### [The data]
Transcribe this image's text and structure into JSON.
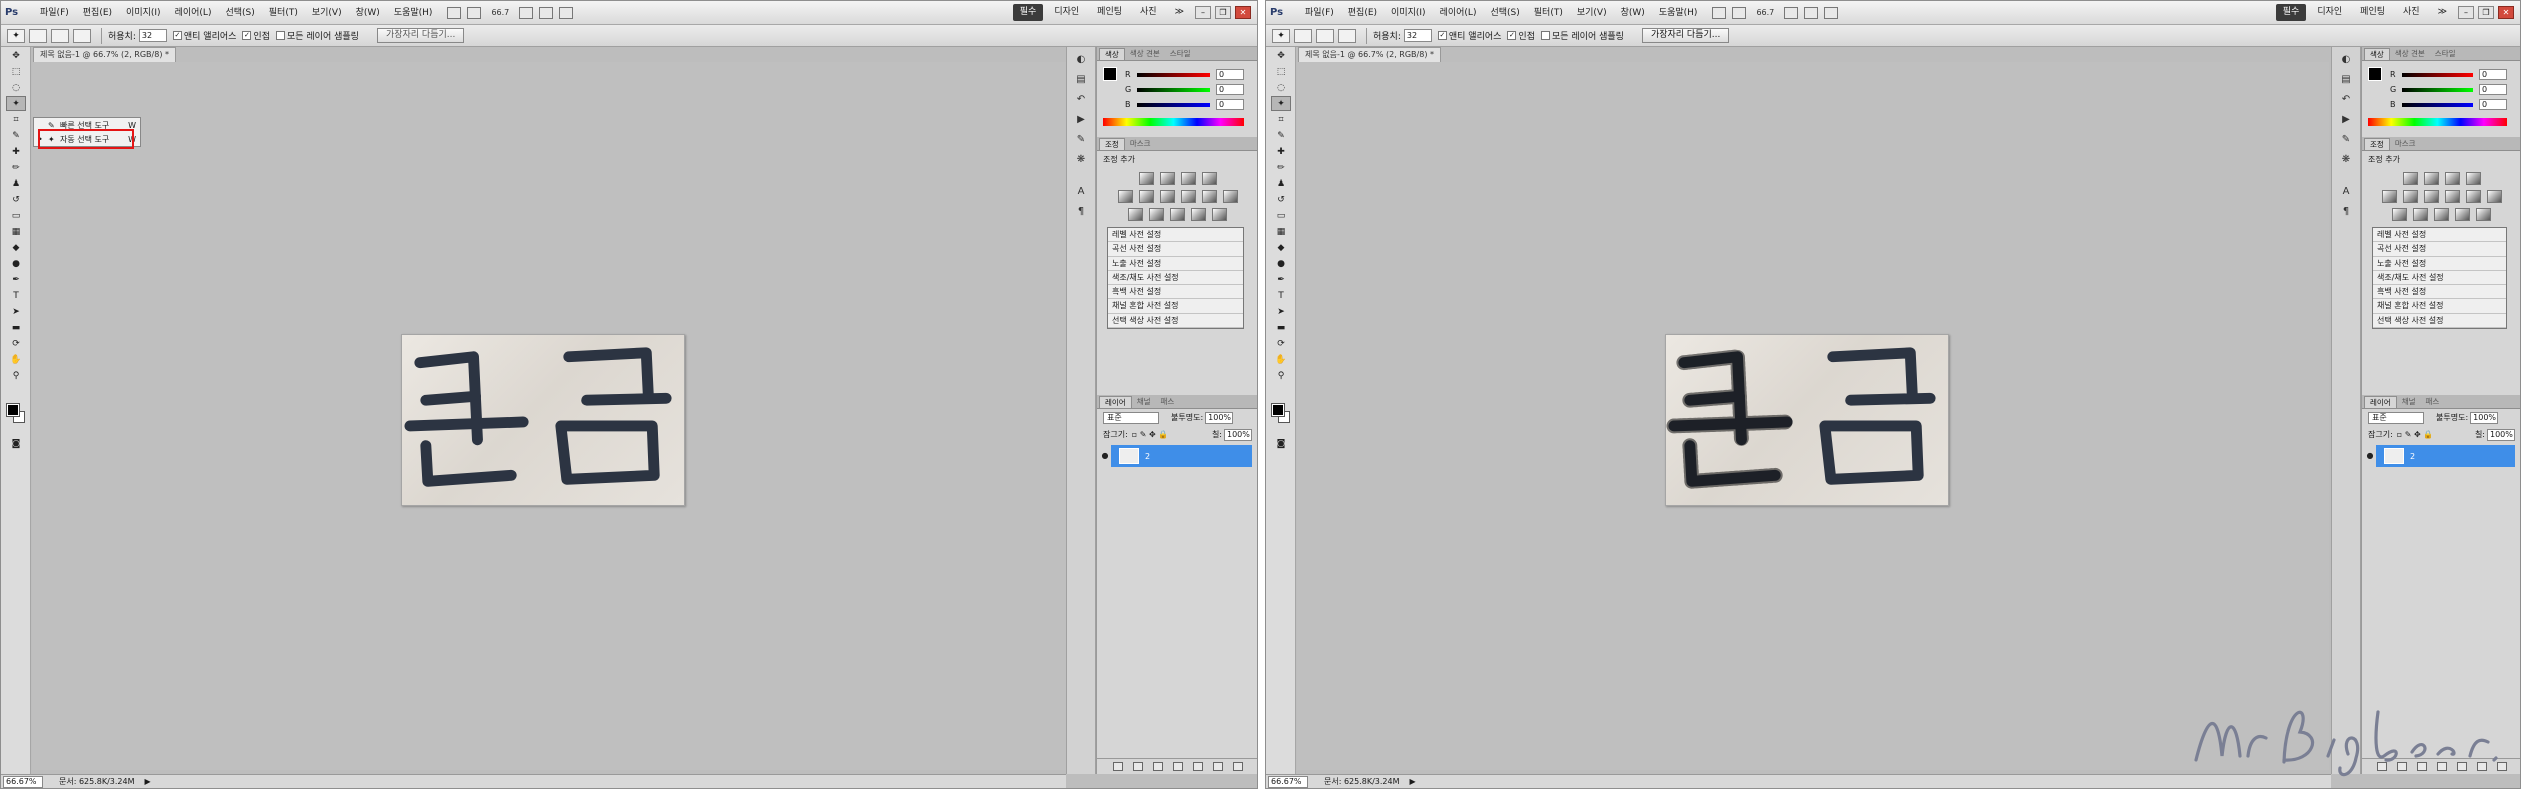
{
  "menu": {
    "logo": "Ps",
    "items": [
      "파일(F)",
      "편집(E)",
      "이미지(I)",
      "레이어(L)",
      "선택(S)",
      "필터(T)",
      "보기(V)",
      "창(W)",
      "도움말(H)"
    ],
    "zoom": "66.7"
  },
  "workspace": {
    "active": "필수",
    "items": [
      "필수",
      "디자인",
      "페인팅",
      "사진"
    ],
    "more": "≫",
    "minimize": "–",
    "restore": "❐",
    "close": "✕"
  },
  "options": {
    "tolerance_label": "허용치:",
    "tolerance_value": "32",
    "antialias_label": "앤티 앨리어스",
    "contiguous_label": "인접",
    "sample_all_label": "모든 레이어 샘플링",
    "refine_button": "가장자리 다듬기..."
  },
  "document": {
    "tab": "제목 없음-1 @ 66.7% (2, RGB/8) *",
    "zoom": "66.67%",
    "doc_size": "문서: 625.8K/3.24M",
    "status_arrow": "▶"
  },
  "tool_flyout": {
    "items": [
      {
        "label": "빠른 선택 도구",
        "key": "W",
        "icon": "quick-selection-icon",
        "active": false
      },
      {
        "label": "자동 선택 도구",
        "key": "W",
        "icon": "magic-wand-icon",
        "active": true
      }
    ]
  },
  "canvas_image": {
    "text": "큰곰",
    "ink_color": "#2c3442"
  },
  "color_panel": {
    "tabs": [
      "색상",
      "색상 견본",
      "스타일"
    ],
    "channels": [
      {
        "label": "R",
        "value": "0",
        "color": "#e02020"
      },
      {
        "label": "G",
        "value": "0",
        "color": "#20b020"
      },
      {
        "label": "B",
        "value": "0",
        "color": "#2040e0"
      }
    ]
  },
  "adjust_panel": {
    "tabs": [
      "조정",
      "마스크"
    ],
    "title": "조정 추가",
    "presets": [
      "레벨 사전 설정",
      "곡선 사전 설정",
      "노출 사전 설정",
      "색조/채도 사전 설정",
      "흑백 사전 설정",
      "채널 혼합 사전 설정",
      "선택 색상 사전 설정"
    ]
  },
  "layers_panel": {
    "tabs": [
      "레이어",
      "채널",
      "패스"
    ],
    "blend_mode": "표준",
    "opacity_label": "불투명도:",
    "opacity_value": "100%",
    "lock_label": "잠그기:",
    "fill_label": "칠:",
    "fill_value": "100%",
    "layer_name": "2"
  },
  "watermark": {
    "text": "Mr. Big bear."
  }
}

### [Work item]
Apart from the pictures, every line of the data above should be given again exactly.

### [Answer to this problem]
Transcribe this image's text and structure into JSON.
{
  "menu": {
    "logo": "Ps",
    "items": [
      "파일(F)",
      "편집(E)",
      "이미지(I)",
      "레이어(L)",
      "선택(S)",
      "필터(T)",
      "보기(V)",
      "창(W)",
      "도움말(H)"
    ],
    "zoom": "66.7"
  },
  "workspace": {
    "active": "필수",
    "items": [
      "필수",
      "디자인",
      "페인팅",
      "사진"
    ],
    "more": "≫",
    "minimize": "–",
    "restore": "❐",
    "close": "✕"
  },
  "options": {
    "tolerance_label": "허용치:",
    "tolerance_value": "32",
    "antialias_label": "앤티 앨리어스",
    "contiguous_label": "인접",
    "sample_all_label": "모든 레이어 샘플링",
    "refine_button": "가장자리 다듬기..."
  },
  "document": {
    "tab": "제목 없음-1 @ 66.7% (2, RGB/8) *",
    "zoom": "66.67%",
    "doc_size": "문서: 625.8K/3.24M",
    "status_arrow": "▶"
  },
  "tool_flyout": {
    "items": [
      {
        "label": "빠른 선택 도구",
        "key": "W",
        "icon": "quick-selection-icon",
        "active": false
      },
      {
        "label": "자동 선택 도구",
        "key": "W",
        "icon": "magic-wand-icon",
        "active": true
      }
    ]
  },
  "canvas_image": {
    "text": "큰곰",
    "ink_color": "#2c3442"
  },
  "color_panel": {
    "tabs": [
      "색상",
      "색상 견본",
      "스타일"
    ],
    "channels": [
      {
        "label": "R",
        "value": "0",
        "color": "#e02020"
      },
      {
        "label": "G",
        "value": "0",
        "color": "#20b020"
      },
      {
        "label": "B",
        "value": "0",
        "color": "#2040e0"
      }
    ]
  },
  "adjust_panel": {
    "tabs": [
      "조정",
      "마스크"
    ],
    "title": "조정 추가",
    "presets": [
      "레벨 사전 설정",
      "곡선 사전 설정",
      "노출 사전 설정",
      "색조/채도 사전 설정",
      "흑백 사전 설정",
      "채널 혼합 사전 설정",
      "선택 색상 사전 설정"
    ]
  },
  "layers_panel": {
    "tabs": [
      "레이어",
      "채널",
      "패스"
    ],
    "blend_mode": "표준",
    "opacity_label": "불투명도:",
    "opacity_value": "100%",
    "lock_label": "잠그기:",
    "fill_label": "칠:",
    "fill_value": "100%",
    "layer_name": "2"
  },
  "watermark": {
    "text": "Mr. Big bear."
  }
}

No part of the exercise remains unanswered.